The most recent addition to the complete review is my review of Jean Raspail's infamous collapse-of-Western-civilization novel, The Camp of the Saints.
I've rarely been so uncomfortable about posting a review, but given how often it has been referenced recently -- now again especially (but hardly only) with the wave of refugees from, in particular, Syria into Europe -- and how often it is brought up in discussions of Michel Houellebecq's just-out-in-the-UK and coming-soon-to-the-US Submission I figured coverage of it serves at least some informational value.
But, holy shit, this is an unpleasant piece of work, with no redeeming features ... and in some ways particularly hard to review; to say Raspail is misguided doesn't come close to how off the rails he is.
The opening of the Kirkusreview from four decades ago gives some sense of the struggle to put this thing in any sort of perspective:
The publishers are presenting The Camp of the Saints as a major event, and it probably is, in much the same sense that Mein Kampf was a major event.
It takes important and chilling facts that very few people are willing to face, and digs into them like a hyena into carrion.

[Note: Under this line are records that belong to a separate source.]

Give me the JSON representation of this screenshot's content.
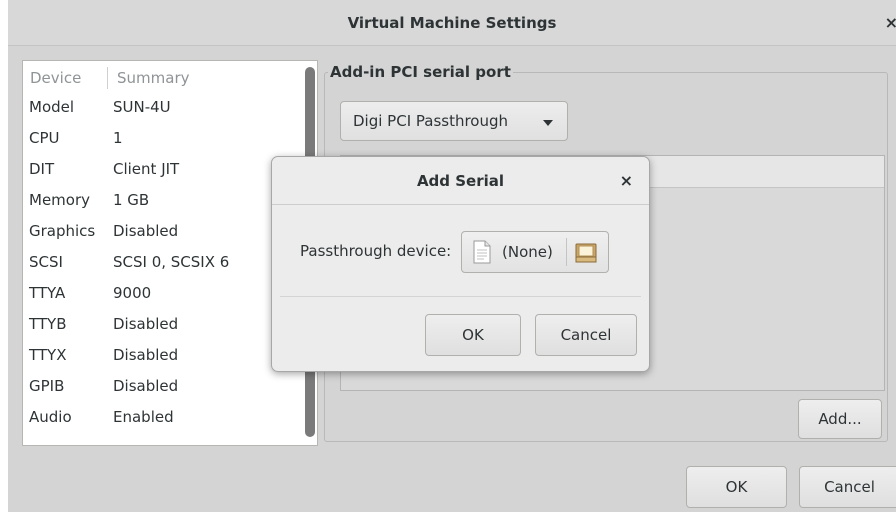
{
  "window": {
    "title": "Virtual Machine Settings",
    "close_glyph": "×"
  },
  "device_list": {
    "headers": {
      "device": "Device",
      "summary": "Summary"
    },
    "rows": [
      {
        "device": "Model",
        "summary": "SUN-4U"
      },
      {
        "device": "CPU",
        "summary": "1"
      },
      {
        "device": "DIT",
        "summary": "Client JIT"
      },
      {
        "device": "Memory",
        "summary": "1 GB"
      },
      {
        "device": "Graphics",
        "summary": "Disabled"
      },
      {
        "device": "SCSI",
        "summary": "SCSI 0, SCSIX 6"
      },
      {
        "device": "TTYA",
        "summary": "9000"
      },
      {
        "device": "TTYB",
        "summary": "Disabled"
      },
      {
        "device": "TTYX",
        "summary": "Disabled"
      },
      {
        "device": "GPIB",
        "summary": "Disabled"
      },
      {
        "device": "Audio",
        "summary": "Enabled"
      }
    ]
  },
  "serial_panel": {
    "group_label": "Add-in PCI serial port",
    "type_combo": {
      "selected": "Digi PCI Passthrough",
      "icon": "chevron-down-icon"
    },
    "add_button": "Add..."
  },
  "footer": {
    "ok_label": "OK",
    "cancel_label": "Cancel"
  },
  "dialog": {
    "title": "Add Serial",
    "close_glyph": "×",
    "passthrough_label": "Passthrough device:",
    "device_chooser": {
      "value": "(None)",
      "file_icon": "document-icon",
      "browse_icon": "folder-icon"
    },
    "ok_label": "OK",
    "cancel_label": "Cancel"
  }
}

Sadly, there are those who hold it up as an exemplary work and warning -- and it's that, and not Raspail's scenario, that can make you despair of mankind and the future.